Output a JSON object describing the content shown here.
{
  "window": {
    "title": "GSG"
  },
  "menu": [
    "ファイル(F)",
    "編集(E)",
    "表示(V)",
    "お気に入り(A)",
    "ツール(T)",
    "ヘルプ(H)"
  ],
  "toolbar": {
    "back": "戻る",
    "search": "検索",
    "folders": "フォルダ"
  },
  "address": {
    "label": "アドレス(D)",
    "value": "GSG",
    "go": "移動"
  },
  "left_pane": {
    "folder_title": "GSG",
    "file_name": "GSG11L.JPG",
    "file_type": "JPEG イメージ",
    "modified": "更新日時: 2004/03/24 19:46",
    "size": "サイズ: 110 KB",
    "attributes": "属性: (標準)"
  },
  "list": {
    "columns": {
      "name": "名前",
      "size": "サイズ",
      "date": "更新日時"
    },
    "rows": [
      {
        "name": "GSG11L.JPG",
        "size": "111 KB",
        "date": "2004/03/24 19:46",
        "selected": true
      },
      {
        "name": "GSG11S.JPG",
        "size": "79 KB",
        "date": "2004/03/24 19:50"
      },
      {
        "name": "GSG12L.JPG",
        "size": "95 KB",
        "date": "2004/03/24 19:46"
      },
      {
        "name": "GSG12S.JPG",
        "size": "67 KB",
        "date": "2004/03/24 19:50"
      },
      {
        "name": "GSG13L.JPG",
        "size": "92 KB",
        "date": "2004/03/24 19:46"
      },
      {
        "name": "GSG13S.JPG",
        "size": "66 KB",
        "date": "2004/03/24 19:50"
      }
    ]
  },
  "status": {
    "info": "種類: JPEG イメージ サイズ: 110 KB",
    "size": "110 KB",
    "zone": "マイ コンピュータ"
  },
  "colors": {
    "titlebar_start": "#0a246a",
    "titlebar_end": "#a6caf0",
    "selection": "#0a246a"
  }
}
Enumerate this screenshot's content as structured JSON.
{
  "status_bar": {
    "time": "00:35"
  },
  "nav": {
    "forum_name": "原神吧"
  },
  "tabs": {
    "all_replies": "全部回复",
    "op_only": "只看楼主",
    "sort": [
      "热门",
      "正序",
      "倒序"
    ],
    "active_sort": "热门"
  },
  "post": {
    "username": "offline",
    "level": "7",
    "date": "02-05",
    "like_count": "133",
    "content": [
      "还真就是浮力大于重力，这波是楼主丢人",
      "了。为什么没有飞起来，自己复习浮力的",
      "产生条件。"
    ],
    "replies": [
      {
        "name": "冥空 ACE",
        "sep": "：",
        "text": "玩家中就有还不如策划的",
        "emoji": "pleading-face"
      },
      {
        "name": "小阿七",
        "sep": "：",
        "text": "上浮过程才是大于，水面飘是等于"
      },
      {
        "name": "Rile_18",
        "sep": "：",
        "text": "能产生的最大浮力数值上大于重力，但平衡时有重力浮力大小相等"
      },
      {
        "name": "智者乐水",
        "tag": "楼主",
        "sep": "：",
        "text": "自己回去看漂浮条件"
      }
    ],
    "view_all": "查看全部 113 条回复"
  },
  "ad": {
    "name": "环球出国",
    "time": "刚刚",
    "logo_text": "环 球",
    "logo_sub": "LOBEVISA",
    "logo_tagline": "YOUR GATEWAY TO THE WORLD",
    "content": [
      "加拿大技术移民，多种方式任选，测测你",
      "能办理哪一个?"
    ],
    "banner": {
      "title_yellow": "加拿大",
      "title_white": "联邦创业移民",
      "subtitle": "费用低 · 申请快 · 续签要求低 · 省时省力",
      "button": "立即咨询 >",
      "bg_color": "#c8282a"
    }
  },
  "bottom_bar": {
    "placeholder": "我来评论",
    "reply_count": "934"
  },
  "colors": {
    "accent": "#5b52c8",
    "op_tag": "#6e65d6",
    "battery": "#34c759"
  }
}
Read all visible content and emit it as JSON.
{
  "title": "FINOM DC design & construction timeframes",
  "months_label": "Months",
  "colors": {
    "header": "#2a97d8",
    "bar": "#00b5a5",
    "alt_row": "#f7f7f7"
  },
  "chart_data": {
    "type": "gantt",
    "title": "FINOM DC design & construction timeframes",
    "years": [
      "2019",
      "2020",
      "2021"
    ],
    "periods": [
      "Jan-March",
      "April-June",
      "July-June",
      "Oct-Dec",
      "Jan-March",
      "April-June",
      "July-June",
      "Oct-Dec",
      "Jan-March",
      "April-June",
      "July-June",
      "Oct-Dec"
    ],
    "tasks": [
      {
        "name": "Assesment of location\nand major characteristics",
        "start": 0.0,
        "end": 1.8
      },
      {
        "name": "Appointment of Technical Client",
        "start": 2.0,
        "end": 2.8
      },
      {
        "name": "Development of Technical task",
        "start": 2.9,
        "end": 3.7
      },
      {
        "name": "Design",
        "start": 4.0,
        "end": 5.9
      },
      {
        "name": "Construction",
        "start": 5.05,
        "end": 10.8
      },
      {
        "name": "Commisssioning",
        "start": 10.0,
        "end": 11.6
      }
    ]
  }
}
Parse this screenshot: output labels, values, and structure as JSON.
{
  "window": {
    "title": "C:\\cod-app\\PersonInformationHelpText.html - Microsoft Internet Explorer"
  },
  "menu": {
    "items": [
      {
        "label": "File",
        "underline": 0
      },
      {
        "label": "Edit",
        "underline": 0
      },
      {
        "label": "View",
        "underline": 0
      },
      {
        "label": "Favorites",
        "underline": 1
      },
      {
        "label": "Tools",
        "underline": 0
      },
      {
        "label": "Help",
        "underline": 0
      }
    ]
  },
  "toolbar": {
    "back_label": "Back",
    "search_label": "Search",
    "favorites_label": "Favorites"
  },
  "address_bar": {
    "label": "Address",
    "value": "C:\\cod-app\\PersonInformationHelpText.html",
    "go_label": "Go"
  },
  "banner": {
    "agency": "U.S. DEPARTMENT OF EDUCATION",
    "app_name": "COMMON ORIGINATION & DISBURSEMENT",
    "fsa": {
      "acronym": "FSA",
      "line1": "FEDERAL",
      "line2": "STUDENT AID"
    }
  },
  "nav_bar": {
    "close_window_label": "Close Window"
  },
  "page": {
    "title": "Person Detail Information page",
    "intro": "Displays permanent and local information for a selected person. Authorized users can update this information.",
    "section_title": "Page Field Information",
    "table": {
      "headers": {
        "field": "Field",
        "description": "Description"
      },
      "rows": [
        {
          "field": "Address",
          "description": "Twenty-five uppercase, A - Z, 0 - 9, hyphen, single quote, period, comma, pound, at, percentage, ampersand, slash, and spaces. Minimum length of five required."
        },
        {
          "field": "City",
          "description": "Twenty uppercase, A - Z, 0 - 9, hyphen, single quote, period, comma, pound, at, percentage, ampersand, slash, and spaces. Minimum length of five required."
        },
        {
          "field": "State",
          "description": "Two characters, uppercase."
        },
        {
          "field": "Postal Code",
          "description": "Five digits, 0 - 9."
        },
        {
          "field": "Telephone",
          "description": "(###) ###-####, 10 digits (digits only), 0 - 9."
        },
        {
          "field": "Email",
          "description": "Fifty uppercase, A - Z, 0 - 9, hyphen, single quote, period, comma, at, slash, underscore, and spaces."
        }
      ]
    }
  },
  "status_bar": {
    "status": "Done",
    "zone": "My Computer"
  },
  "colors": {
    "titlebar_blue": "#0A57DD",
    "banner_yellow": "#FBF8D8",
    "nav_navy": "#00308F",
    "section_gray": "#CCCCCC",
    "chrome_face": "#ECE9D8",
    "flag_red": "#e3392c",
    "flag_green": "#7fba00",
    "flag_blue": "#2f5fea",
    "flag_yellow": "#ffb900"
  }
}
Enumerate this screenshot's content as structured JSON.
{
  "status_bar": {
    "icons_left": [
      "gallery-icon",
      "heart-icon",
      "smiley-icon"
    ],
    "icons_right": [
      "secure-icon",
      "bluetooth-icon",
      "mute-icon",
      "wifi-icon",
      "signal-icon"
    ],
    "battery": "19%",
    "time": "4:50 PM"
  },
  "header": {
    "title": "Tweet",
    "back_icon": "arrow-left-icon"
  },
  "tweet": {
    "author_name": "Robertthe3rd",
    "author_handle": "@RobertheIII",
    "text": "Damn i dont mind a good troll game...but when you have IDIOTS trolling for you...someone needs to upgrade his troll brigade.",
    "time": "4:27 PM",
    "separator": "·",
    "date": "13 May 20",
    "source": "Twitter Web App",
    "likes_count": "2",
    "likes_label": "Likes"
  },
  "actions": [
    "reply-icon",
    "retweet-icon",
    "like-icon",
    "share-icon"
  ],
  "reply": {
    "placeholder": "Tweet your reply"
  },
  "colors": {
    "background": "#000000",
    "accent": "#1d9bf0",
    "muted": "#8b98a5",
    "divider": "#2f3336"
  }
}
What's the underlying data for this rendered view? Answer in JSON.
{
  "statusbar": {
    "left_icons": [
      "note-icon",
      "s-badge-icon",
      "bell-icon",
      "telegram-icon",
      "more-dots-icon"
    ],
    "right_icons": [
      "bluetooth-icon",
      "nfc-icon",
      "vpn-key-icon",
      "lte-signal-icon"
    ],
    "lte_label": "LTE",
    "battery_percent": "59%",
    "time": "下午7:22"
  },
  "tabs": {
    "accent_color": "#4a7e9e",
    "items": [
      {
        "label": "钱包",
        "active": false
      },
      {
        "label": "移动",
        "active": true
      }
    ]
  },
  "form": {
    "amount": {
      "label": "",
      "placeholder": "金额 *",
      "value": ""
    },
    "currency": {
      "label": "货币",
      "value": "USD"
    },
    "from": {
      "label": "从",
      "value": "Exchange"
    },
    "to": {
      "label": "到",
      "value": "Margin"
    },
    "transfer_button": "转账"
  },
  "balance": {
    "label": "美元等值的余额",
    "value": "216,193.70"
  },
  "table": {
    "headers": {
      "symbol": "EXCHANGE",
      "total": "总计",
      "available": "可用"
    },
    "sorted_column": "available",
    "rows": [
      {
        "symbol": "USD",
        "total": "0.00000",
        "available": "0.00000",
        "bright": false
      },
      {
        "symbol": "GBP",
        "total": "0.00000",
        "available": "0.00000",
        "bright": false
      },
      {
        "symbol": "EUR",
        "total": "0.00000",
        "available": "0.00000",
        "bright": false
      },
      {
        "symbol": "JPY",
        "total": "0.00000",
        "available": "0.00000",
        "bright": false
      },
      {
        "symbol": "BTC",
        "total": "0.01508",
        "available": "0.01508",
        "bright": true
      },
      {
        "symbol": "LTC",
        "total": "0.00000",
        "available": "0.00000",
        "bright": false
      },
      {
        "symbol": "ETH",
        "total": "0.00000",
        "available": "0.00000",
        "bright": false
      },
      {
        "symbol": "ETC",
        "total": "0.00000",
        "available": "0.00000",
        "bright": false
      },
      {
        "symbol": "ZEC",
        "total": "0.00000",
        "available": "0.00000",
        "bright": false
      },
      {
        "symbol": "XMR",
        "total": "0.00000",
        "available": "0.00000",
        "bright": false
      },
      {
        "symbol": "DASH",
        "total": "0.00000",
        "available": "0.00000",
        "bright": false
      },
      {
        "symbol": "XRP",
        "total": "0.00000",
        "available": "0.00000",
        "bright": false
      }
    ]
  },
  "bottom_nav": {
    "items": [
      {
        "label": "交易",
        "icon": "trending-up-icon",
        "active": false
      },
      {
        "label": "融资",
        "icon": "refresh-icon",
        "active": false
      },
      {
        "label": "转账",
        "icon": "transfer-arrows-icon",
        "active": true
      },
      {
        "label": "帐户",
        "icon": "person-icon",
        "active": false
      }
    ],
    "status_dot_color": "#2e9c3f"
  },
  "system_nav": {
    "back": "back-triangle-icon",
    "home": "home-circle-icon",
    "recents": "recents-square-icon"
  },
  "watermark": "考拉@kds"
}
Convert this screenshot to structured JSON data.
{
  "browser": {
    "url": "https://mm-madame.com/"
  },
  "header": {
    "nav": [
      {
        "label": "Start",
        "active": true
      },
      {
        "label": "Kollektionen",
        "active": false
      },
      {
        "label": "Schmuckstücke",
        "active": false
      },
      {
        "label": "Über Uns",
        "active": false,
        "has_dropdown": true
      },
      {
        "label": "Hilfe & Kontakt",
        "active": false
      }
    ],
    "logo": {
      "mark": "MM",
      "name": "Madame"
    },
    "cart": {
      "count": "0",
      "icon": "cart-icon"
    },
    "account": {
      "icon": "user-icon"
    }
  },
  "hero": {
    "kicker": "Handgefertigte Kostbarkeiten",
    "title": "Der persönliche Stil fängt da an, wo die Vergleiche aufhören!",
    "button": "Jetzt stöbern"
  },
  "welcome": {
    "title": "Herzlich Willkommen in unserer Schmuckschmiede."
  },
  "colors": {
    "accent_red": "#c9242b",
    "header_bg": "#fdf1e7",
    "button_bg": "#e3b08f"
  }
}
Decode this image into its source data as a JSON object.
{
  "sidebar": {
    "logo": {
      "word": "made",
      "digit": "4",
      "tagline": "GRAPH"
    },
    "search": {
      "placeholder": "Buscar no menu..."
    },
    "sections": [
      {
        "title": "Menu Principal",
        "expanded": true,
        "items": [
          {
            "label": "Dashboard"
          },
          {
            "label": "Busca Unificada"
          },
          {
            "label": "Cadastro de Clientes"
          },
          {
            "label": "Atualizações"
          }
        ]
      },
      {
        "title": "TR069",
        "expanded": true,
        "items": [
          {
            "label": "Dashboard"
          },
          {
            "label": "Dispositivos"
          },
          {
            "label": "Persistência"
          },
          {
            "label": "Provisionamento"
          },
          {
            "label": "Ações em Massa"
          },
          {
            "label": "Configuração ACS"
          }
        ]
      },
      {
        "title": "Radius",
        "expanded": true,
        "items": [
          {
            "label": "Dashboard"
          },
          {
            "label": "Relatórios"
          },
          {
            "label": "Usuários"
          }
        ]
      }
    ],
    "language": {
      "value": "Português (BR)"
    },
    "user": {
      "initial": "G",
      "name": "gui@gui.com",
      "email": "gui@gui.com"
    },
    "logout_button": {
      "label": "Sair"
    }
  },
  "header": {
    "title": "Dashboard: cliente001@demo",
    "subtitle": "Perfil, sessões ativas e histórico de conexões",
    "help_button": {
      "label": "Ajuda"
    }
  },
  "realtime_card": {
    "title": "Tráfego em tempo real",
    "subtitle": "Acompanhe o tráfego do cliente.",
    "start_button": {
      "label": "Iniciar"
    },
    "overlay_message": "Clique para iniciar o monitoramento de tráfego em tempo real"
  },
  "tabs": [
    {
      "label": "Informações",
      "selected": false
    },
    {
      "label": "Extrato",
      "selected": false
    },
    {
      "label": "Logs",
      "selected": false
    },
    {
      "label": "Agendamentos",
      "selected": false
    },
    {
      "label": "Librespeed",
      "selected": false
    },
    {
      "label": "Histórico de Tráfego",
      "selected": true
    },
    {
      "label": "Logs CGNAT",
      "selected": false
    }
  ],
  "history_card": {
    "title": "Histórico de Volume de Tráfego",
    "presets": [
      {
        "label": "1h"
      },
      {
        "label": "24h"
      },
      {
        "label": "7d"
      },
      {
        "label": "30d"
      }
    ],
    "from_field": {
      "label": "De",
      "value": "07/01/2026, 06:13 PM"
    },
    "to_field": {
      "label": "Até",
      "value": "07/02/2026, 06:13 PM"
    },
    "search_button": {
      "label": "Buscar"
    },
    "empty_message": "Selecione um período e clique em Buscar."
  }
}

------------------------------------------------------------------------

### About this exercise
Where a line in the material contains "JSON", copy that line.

### Answer to the exercise
Output a JSON object describing the content shown here.
Enumerate this screenshot's content as structured JSON.
Read all visible content and emit it as JSON.
Parse this screenshot: output labels, values, and structure as JSON.
Enumerate this screenshot's content as structured JSON.
What's the underlying data for this rendered view? Answer in JSON.
Convert this screenshot to structured JSON data.
Decode this image into its source data as a JSON object.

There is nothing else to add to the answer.